(Aim of the task):
Reproduce all the entries exactly.

******

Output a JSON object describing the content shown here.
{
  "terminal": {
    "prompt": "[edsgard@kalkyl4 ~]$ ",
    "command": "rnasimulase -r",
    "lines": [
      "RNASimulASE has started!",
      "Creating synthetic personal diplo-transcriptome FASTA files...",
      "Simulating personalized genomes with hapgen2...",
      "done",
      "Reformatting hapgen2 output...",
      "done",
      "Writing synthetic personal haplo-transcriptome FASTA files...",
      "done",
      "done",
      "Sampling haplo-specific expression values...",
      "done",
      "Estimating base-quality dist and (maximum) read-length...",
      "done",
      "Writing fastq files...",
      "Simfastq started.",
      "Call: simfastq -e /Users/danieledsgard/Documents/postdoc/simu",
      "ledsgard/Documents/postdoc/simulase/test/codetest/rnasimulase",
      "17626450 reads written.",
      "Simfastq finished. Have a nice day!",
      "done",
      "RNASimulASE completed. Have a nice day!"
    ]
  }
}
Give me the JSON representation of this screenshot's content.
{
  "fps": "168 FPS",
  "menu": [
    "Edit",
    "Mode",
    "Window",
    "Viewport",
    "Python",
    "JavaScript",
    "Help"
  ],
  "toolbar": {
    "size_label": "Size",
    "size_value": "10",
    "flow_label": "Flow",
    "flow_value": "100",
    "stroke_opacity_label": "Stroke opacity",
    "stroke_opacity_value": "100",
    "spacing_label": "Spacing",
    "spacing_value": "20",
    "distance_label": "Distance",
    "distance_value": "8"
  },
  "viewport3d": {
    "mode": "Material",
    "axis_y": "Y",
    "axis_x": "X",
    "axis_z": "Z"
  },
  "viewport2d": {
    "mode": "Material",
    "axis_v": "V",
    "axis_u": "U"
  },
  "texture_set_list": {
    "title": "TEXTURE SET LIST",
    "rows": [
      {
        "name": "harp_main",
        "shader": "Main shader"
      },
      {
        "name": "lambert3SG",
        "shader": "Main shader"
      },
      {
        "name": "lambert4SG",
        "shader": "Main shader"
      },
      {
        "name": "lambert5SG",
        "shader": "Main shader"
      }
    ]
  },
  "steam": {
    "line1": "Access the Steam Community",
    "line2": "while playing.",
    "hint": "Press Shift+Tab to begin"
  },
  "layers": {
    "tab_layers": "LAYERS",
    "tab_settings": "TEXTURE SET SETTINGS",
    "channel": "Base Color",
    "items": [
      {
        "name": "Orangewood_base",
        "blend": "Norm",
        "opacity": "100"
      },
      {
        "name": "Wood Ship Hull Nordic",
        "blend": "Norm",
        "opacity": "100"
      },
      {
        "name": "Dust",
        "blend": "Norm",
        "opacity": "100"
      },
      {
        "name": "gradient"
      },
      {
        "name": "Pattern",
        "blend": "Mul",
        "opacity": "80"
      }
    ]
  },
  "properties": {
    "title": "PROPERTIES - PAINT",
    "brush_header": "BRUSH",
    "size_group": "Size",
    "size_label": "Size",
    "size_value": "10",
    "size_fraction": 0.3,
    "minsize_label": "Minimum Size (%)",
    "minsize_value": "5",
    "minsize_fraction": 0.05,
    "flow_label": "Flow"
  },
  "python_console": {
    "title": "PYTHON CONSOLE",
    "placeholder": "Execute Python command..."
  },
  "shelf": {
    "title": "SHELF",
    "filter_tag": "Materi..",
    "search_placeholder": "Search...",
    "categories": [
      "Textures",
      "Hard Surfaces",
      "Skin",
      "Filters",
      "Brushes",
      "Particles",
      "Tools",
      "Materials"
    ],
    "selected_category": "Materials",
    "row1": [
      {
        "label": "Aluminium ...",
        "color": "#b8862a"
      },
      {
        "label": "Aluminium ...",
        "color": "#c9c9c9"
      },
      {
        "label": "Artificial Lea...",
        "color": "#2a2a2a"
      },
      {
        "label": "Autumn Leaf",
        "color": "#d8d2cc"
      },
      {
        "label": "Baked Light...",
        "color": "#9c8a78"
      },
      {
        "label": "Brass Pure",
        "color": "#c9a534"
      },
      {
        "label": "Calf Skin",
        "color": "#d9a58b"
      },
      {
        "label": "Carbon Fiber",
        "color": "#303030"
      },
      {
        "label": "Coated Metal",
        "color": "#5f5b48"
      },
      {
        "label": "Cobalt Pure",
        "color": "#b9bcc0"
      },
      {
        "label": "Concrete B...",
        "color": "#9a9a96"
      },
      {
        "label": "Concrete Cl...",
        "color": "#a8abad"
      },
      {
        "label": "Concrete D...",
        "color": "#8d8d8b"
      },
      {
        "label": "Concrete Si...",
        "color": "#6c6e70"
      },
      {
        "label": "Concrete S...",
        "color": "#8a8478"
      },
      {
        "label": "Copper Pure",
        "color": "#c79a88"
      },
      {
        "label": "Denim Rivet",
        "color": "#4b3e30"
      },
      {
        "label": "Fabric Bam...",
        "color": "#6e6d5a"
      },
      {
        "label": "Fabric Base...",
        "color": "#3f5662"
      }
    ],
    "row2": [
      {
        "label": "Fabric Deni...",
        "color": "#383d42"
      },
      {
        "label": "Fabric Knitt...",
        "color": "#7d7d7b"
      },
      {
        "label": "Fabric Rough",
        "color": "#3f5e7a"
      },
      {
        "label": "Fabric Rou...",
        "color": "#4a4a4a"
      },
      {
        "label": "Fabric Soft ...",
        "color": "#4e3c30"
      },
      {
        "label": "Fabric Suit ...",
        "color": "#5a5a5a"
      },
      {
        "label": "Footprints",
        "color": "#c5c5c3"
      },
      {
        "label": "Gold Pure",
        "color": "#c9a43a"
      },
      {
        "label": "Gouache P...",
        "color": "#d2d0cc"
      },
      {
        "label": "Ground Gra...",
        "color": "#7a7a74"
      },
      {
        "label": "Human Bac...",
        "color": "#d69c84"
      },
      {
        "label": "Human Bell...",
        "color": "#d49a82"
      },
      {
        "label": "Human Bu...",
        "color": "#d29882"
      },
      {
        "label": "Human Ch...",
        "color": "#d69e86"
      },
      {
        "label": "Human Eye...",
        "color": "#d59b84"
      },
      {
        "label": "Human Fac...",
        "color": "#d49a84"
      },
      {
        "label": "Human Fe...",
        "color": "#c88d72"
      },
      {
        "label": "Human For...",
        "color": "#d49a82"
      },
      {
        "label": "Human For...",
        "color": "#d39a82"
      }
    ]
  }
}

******

(Solution to this exercise):
Output a JSON object describing the content shown here.
{
  "terminal": {
    "prompt": "[edsgard@kalkyl4 ~]$ ",
    "command": "rnasimulase -r",
    "lines": [
      "RNASimulASE has started!",
      "Creating synthetic personal diplo-transcriptome FASTA files...",
      "Simulating personalized genomes with hapgen2...",
      "done",
      "Reformatting hapgen2 output...",
      "done",
      "Writing synthetic personal haplo-transcriptome FASTA files...",
      "done",
      "done",
      "Sampling haplo-specific expression values...",
      "done",
      "Estimating base-quality dist and (maximum) read-length...",
      "done",
      "Writing fastq files...",
      "Simfastq started.",
      "Call: simfastq -e /Users/danieledsgard/Documents/postdoc/simu",
      "ledsgard/Documents/postdoc/simulase/test/codetest/rnasimulase",
      "17626450 reads written.",
      "Simfastq finished. Have a nice day!",
      "done",
      "RNASimulASE completed. Have a nice day!"
    ]
  }
}
Give me the JSON representation of this screenshot's content.
{
  "fps": "168 FPS",
  "menu": [
    "Edit",
    "Mode",
    "Window",
    "Viewport",
    "Python",
    "JavaScript",
    "Help"
  ],
  "toolbar": {
    "size_label": "Size",
    "size_value": "10",
    "flow_label": "Flow",
    "flow_value": "100",
    "stroke_opacity_label": "Stroke opacity",
    "stroke_opacity_value": "100",
    "spacing_label": "Spacing",
    "spacing_value": "20",
    "distance_label": "Distance",
    "distance_value": "8"
  },
  "viewport3d": {
    "mode": "Material",
    "axis_y": "Y",
    "axis_x": "X",
    "axis_z": "Z"
  },
  "viewport2d": {
    "mode": "Material",
    "axis_v": "V",
    "axis_u": "U"
  },
  "texture_set_list": {
    "title": "TEXTURE SET LIST",
    "rows": [
      {
        "name": "harp_main",
        "shader": "Main shader"
      },
      {
        "name": "lambert3SG",
        "shader": "Main shader"
      },
      {
        "name": "lambert4SG",
        "shader": "Main shader"
      },
      {
        "name": "lambert5SG",
        "shader": "Main shader"
      }
    ]
  },
  "steam": {
    "line1": "Access the Steam Community",
    "line2": "while playing.",
    "hint": "Press Shift+Tab to begin"
  },
  "layers": {
    "tab_layers": "LAYERS",
    "tab_settings": "TEXTURE SET SETTINGS",
    "channel": "Base Color",
    "items": [
      {
        "name": "Orangewood_base",
        "blend": "Norm",
        "opacity": "100"
      },
      {
        "name": "Wood Ship Hull Nordic",
        "blend": "Norm",
        "opacity": "100"
      },
      {
        "name": "Dust",
        "blend": "Norm",
        "opacity": "100"
      },
      {
        "name": "gradient"
      },
      {
        "name": "Pattern",
        "blend": "Mul",
        "opacity": "80"
      }
    ]
  },
  "properties": {
    "title": "PROPERTIES - PAINT",
    "brush_header": "BRUSH",
    "size_group": "Size",
    "size_label": "Size",
    "size_value": "10",
    "size_fraction": 0.3,
    "minsize_label": "Minimum Size (%)",
    "minsize_value": "5",
    "minsize_fraction": 0.05,
    "flow_label": "Flow"
  },
  "python_console": {
    "title": "PYTHON CONSOLE",
    "placeholder": "Execute Python command..."
  },
  "shelf": {
    "title": "SHELF",
    "filter_tag": "Materi..",
    "search_placeholder": "Search...",
    "categories": [
      "Textures",
      "Hard Surfaces",
      "Skin",
      "Filters",
      "Brushes",
      "Particles",
      "Tools",
      "Materials"
    ],
    "selected_category": "Materials",
    "row1": [
      {
        "label": "Aluminium ...",
        "color": "#b8862a"
      },
      {
        "label": "Aluminium ...",
        "color": "#c9c9c9"
      },
      {
        "label": "Artificial Lea...",
        "color": "#2a2a2a"
      },
      {
        "label": "Autumn Leaf",
        "color": "#d8d2cc"
      },
      {
        "label": "Baked Light...",
        "color": "#9c8a78"
      },
      {
        "label": "Brass Pure",
        "color": "#c9a534"
      },
      {
        "label": "Calf Skin",
        "color": "#d9a58b"
      },
      {
        "label": "Carbon Fiber",
        "color": "#303030"
      },
      {
        "label": "Coated Metal",
        "color": "#5f5b48"
      },
      {
        "label": "Cobalt Pure",
        "color": "#b9bcc0"
      },
      {
        "label": "Concrete B...",
        "color": "#9a9a96"
      },
      {
        "label": "Concrete Cl...",
        "color": "#a8abad"
      },
      {
        "label": "Concrete D...",
        "color": "#8d8d8b"
      },
      {
        "label": "Concrete Si...",
        "color": "#6c6e70"
      },
      {
        "label": "Concrete S...",
        "color": "#8a8478"
      },
      {
        "label": "Copper Pure",
        "color": "#c79a88"
      },
      {
        "label": "Denim Rivet",
        "color": "#4b3e30"
      },
      {
        "label": "Fabric Bam...",
        "color": "#6e6d5a"
      },
      {
        "label": "Fabric Base...",
        "color": "#3f5662"
      }
    ],
    "row2": [
      {
        "label": "Fabric Deni...",
        "color": "#383d42"
      },
      {
        "label": "Fabric Knitt...",
        "color": "#7d7d7b"
      },
      {
        "label": "Fabric Rough",
        "color": "#3f5e7a"
      },
      {
        "label": "Fabric Rou...",
        "color": "#4a4a4a"
      },
      {
        "label": "Fabric Soft ...",
        "color": "#4e3c30"
      },
      {
        "label": "Fabric Suit ...",
        "color": "#5a5a5a"
      },
      {
        "label": "Footprints",
        "color": "#c5c5c3"
      },
      {
        "label": "Gold Pure",
        "color": "#c9a43a"
      },
      {
        "label": "Gouache P...",
        "color": "#d2d0cc"
      },
      {
        "label": "Ground Gra...",
        "color": "#7a7a74"
      },
      {
        "label": "Human Bac...",
        "color": "#d69c84"
      },
      {
        "label": "Human Bell...",
        "color": "#d49a82"
      },
      {
        "label": "Human Bu...",
        "color": "#d29882"
      },
      {
        "label": "Human Ch...",
        "color": "#d69e86"
      },
      {
        "label": "Human Eye...",
        "color": "#d59b84"
      },
      {
        "label": "Human Fac...",
        "color": "#d49a84"
      },
      {
        "label": "Human Fe...",
        "color": "#c88d72"
      },
      {
        "label": "Human For...",
        "color": "#d49a82"
      },
      {
        "label": "Human For...",
        "color": "#d39a82"
      }
    ]
  }
}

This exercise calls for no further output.